If you’re a regular on social media like Facebook and Instagram, you will be familiar with pop- up sponsored ads up for all kinds of unusual and clever products. The links on these sites will take you to an independent website so it’s wise to be careful before buying or even better, send the link to the Bogus Buster handy URL checker if you’re unsure. Buster is a dab hand at sniffing out dodgy sites and keeping consumers safe. Always check the returns policy before buying and ensure you are buying goods from an SSL protected website – in the browser bar of the website look for the padlock icon.
If you receive goods that you suspect are counterfeit, it’s important to report this immediately. It is never advised to take a chance with these items as they could bring huge safety dangers. Counterfeit products such as make up, perfume, electrical items and toys do not go through rigorous testing and can contain dangerous ingredients – it’s just not worth the risk.

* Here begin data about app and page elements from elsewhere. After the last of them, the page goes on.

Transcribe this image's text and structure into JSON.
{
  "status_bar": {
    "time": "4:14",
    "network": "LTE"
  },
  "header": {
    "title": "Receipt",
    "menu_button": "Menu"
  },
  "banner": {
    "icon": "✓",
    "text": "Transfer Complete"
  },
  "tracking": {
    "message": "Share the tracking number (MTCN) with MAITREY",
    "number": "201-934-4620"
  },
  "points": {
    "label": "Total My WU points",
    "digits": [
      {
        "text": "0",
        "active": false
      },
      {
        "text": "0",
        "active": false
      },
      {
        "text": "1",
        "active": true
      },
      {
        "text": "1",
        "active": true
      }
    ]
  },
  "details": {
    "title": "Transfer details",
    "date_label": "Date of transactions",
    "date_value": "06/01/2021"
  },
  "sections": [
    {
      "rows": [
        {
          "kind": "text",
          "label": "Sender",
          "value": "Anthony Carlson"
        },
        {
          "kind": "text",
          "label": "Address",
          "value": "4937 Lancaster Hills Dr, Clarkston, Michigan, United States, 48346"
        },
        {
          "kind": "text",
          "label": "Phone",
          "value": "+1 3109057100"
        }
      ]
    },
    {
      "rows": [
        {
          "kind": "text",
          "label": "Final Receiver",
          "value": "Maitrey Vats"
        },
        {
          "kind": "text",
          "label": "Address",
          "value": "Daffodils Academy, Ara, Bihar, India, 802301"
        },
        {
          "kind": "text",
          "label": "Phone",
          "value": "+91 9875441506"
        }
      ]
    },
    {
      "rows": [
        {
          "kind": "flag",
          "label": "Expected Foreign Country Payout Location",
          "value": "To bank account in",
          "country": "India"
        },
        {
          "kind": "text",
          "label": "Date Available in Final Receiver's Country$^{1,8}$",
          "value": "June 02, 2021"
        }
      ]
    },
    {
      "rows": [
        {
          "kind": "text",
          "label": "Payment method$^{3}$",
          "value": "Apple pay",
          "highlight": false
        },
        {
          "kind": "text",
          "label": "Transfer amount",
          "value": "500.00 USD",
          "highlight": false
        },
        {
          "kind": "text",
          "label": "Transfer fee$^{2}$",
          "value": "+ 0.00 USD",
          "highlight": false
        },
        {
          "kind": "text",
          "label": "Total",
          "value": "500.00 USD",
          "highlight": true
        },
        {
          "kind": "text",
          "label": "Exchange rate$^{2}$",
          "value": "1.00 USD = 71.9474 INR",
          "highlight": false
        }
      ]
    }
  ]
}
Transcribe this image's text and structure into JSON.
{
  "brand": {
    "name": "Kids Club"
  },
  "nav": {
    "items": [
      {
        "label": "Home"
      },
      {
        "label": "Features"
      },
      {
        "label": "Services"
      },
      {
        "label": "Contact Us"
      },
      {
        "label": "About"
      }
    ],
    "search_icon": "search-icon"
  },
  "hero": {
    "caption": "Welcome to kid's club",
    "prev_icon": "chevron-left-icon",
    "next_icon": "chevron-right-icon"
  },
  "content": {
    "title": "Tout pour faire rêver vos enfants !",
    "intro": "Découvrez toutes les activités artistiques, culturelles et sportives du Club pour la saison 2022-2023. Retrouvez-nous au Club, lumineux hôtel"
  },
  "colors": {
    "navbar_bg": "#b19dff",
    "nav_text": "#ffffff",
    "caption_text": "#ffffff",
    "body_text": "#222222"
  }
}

Every selling platform should have a mechanism to handle counterfeit products and should take these matters seriously. We also recommend taking up the issue with the seller directly and take photos of all the packaging and paperwork linked to this purchase.
Postage and delivery fee refunds
This may vary depending on the situation, usually if you have changed your mind about your order then you normally will have to pay for the return of the item. Some online retailers will include free return labels or charge for these at the time of purchase. If the item is faulty you should not have to pay for the delivery costs to return the item and in some cases the seller may arrange for the pick-up. If you’ve paid extra for special delivery or delivery at a designated day or slot and the goods are delayed you should be able to claim this extra cost, as the retailer did not meet this obligation.
Once the item has been returned to the seller under the Consumer Rights Act you should receive your refund including the initial postage costs within 14 days. Always contact the retailer immediately of your intention to return the item or if there is an issue within 14 days. Should you have to cover the costs to return the item, it’s wise to keep any proof of postage and copies of your correspondence with the company.
Pay a safe way
If possible, pay for your goods with your credit card, debit card or using the PayPal Goods and Services option. It’s important to note, you will not be covered by any buyer protection if you pay for goods via Friends and Families on PayPal. Using these methods to pay for goods gives you extra protection if there is an issue or if your goods do not arrive for some reason.
Stay safe when shopping online. BogusBuster has great resources to help you shop safely online and avoid scams, plus our handy free handy URL checker.
Bella loves nothing better to get her friends organised and essentially keeps everybody in line for Buster. Bella also curates the blog. She loves belly rubs and getting snug under a nice warm duvet.